He said it never felt like people showed up with the intention of causing harm.

Charlamagne then addressed whether or not Scott felt like he held any responsibility for what happened there that night, and his response tip-toed the line of a confession.

"I have a responsibility to figure out what happened here. I have a responsibility to figure out the solution," he said. "Hopefully this takes a first step for us as artists, having more insight about what’s going on."

With over 300 lawsuits and over $10 billion on the table for Scott to pay up, this is a textbook middle ground answer where he can shoulder part of the blame without being held legally liable for his action — or inaction — that night.

Scott’s legal team recently filed for dismissals of all the lawsuits filed against him in a move that they claimed was a standard response to lawsuits in denying legal liability.

The rapper expressed his wishes to move forward, promising to be "a number one voice" for concert safety, and expressing that he’ll always be there for his fans.

RELATED: Hulu Criticized For Releasing 'Astroworld: Concert From Hell' Documentary

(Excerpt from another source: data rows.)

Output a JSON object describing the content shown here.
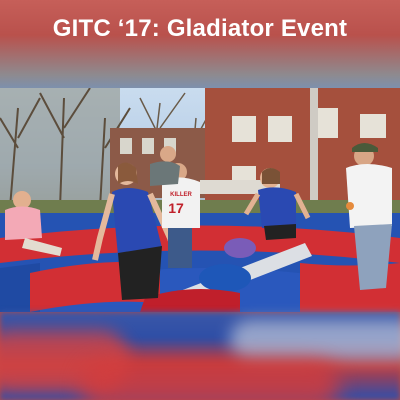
{
  "header": {
    "title": "GITC ‘17: Gladiator Event"
  },
  "photo": {
    "jersey_number": "17",
    "jersey_name": "KILLER"
  },
  "colors": {
    "inflatable_blue": "#2553b3",
    "inflatable_red": "#d22f34",
    "shirt_blue": "#2a49b2"
  }
}
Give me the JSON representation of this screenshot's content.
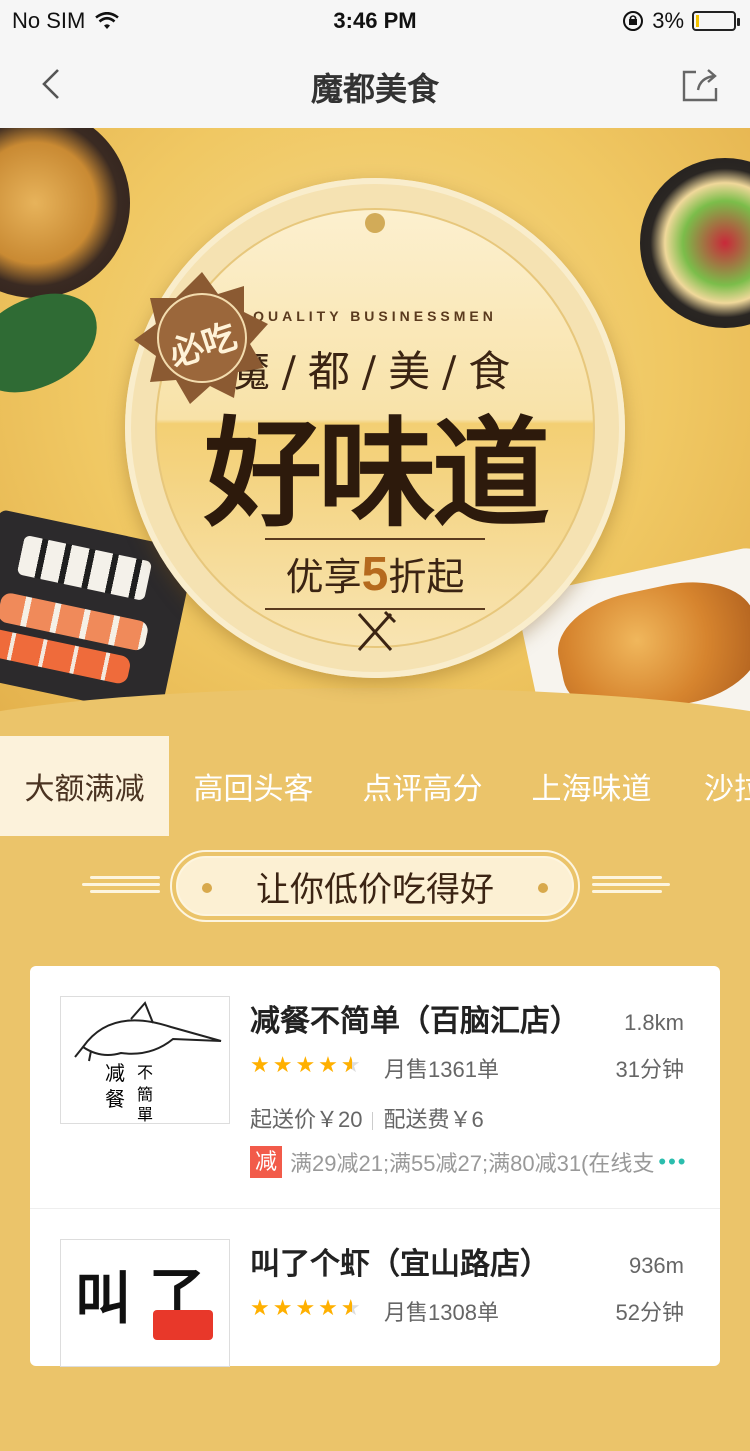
{
  "status_bar": {
    "carrier": "No SIM",
    "time": "3:46 PM",
    "battery": "3%",
    "battery_level": 0.03
  },
  "nav": {
    "title": "魔都美食"
  },
  "banner": {
    "badge": "必吃",
    "tagline": "QUALITY BUSINESSMEN",
    "subtitle": "魔/都/美/食",
    "headline": "好味道",
    "offer_prefix": "优享",
    "offer_number": "5",
    "offer_suffix": "折起"
  },
  "tabs": [
    {
      "label": "大额满减",
      "active": true
    },
    {
      "label": "高回头客",
      "active": false
    },
    {
      "label": "点评高分",
      "active": false
    },
    {
      "label": "上海味道",
      "active": false
    },
    {
      "label": "沙拉",
      "active": false
    }
  ],
  "slogan": "让你低价吃得好",
  "shops": [
    {
      "name": "减餐不简单（百脑汇店）",
      "distance": "1.8km",
      "rating": 4.5,
      "monthly_sales": "月售1361单",
      "delivery_time": "31分钟",
      "min_order": "起送价￥20",
      "delivery_fee": "配送费￥6",
      "promo_tag": "减",
      "promo_text": "满29减21;满55减27;满80减31(在线支",
      "promo_more": "•••",
      "logo_text": [
        "减",
        "不",
        "餐",
        "簡",
        "單"
      ]
    },
    {
      "name": "叫了个虾（宜山路店）",
      "distance": "936m",
      "rating": 4.5,
      "monthly_sales": "月售1308单",
      "delivery_time": "52分钟",
      "logo_text": [
        "叫",
        "了"
      ]
    }
  ],
  "colors": {
    "page_bg": "#ebc46a",
    "accent_red": "#f25b4a",
    "star": "#ffb000",
    "link_teal": "#2bbdad"
  }
}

Isaac Serna-Diez is a writer who focuses on entertainment and news, social justice, and politics. Follow him on Twitter here.